→ **Source data**:
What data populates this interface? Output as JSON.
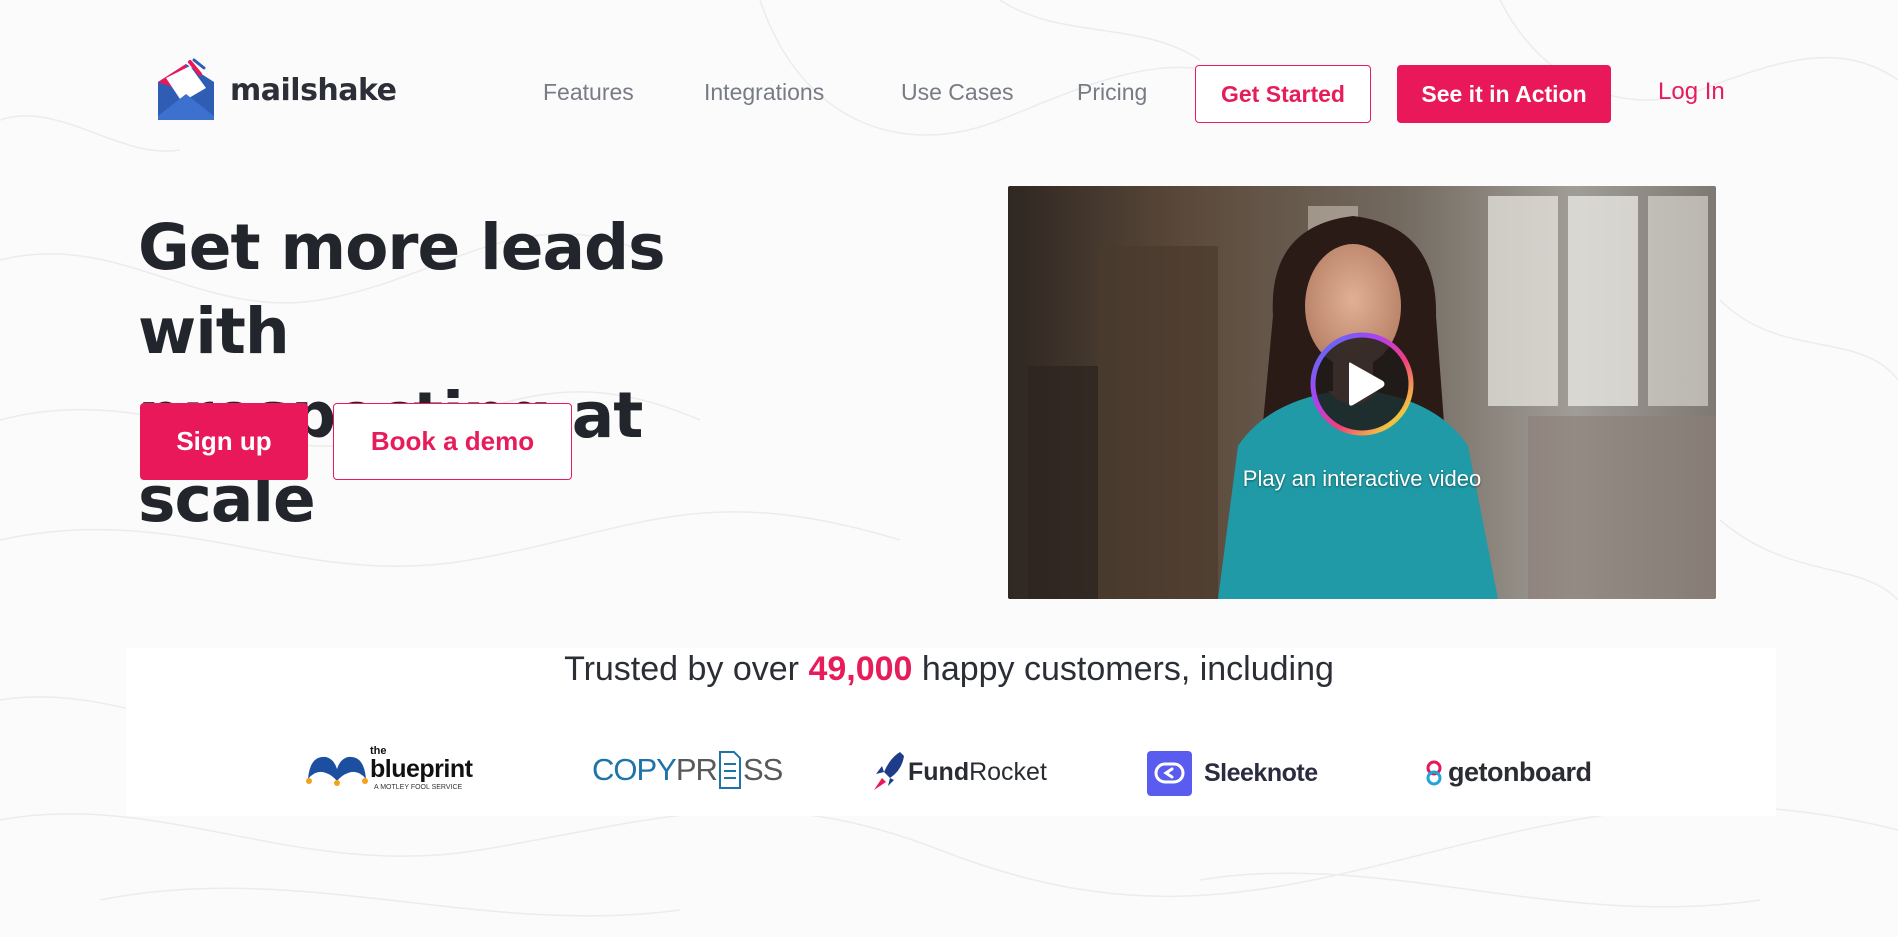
{
  "brand": {
    "name": "mailshake"
  },
  "nav": {
    "items": [
      {
        "label": "Features"
      },
      {
        "label": "Integrations"
      },
      {
        "label": "Use Cases"
      },
      {
        "label": "Pricing"
      }
    ],
    "get_started": "Get Started",
    "see_in_action": "See it in Action",
    "login": "Log In"
  },
  "hero": {
    "title_line1": "Get more leads with",
    "title_line2": "prospecting at scale",
    "signup": "Sign up",
    "book_demo": "Book a demo"
  },
  "video": {
    "caption": "Play an interactive video"
  },
  "trusted": {
    "prefix": "Trusted by over",
    "count": "49,000",
    "suffix": "happy customers, including"
  },
  "customers": [
    {
      "name": "the blueprint",
      "line1": "the",
      "line2": "blueprint",
      "tagline": "A MOTLEY FOOL SERVICE",
      "icon": "blueprint-logo-icon"
    },
    {
      "name": "COPYPRESS",
      "part1": "COPY",
      "part2": "PR",
      "part3": "SS",
      "icon": "copypress-logo-icon"
    },
    {
      "name": "FundRocket",
      "part1": "Fund",
      "part2": "Rocket",
      "icon": "rocket-icon"
    },
    {
      "name": "Sleeknote",
      "icon": "sleeknote-logo-icon"
    },
    {
      "name": "getonboard",
      "icon": "getonboard-logo-icon"
    }
  ],
  "colors": {
    "accent": "#e61c5b",
    "text_dark": "#22252c",
    "nav_text": "#777b84",
    "sleeknote": "#5a5cf0",
    "copypress": "#1e73a8",
    "blueprint_blue": "#1d4fa0"
  }
}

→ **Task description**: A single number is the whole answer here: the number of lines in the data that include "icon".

→ **Solution**: 5